→ **WHAT IS EXPECTED**: Each line of the records that holds "threat" should be shown in full.

[Data extracted from a collection]
########################################

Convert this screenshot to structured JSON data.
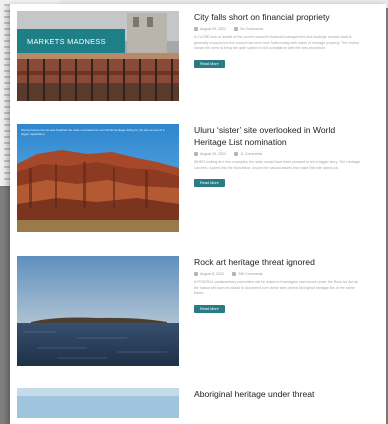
{
  "posts": [
    {
      "title": "City falls short on financial propriety",
      "overlay": "MARKETS MADNESS",
      "date": "August 29, 2022",
      "comments": "No Comments",
      "excerpt": "A CLOSE look at details of the current council's financial management and dealings reveals what is generally a sound but the council has been less forthcoming with cases of heritage property. The review shows the need to bring the gate system in full compliance with the new procedure.",
      "button": "Read More"
    },
    {
      "title": "Uluru ‘sister’ site overlooked in World Heritage List nomination",
      "caption": "Shortly before the list was finalized the state nominated its own World Heritage listing for the site as part of a bigger application.",
      "date": "August 29, 2022",
      "comments": "11 Comments",
      "excerpt": "WHEN looking at a few examples, the state would have been pressed to tell a bigger story. The Heritage List item, tucked into the Murchison, shows the natural assets that make this site stand out.",
      "button": "Read More"
    },
    {
      "title": "Rock art heritage threat ignored",
      "date": "August 8, 2022",
      "comments": "256 Comments",
      "excerpt": "A FEDERAL parliamentary committee will be asked to investigate new issues under the Rock Art Act as the nation will soon be asked to document over these sites where Aboriginal heritage lies in the same frame.",
      "button": "Read More"
    },
    {
      "title": "Aboriginal heritage under threat"
    }
  ]
}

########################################

→ **ANSWER FOR THIS EXERCISE**:
      "title": "Rock art heritage threat ignored",
      "title": "Aboriginal heritage under threat"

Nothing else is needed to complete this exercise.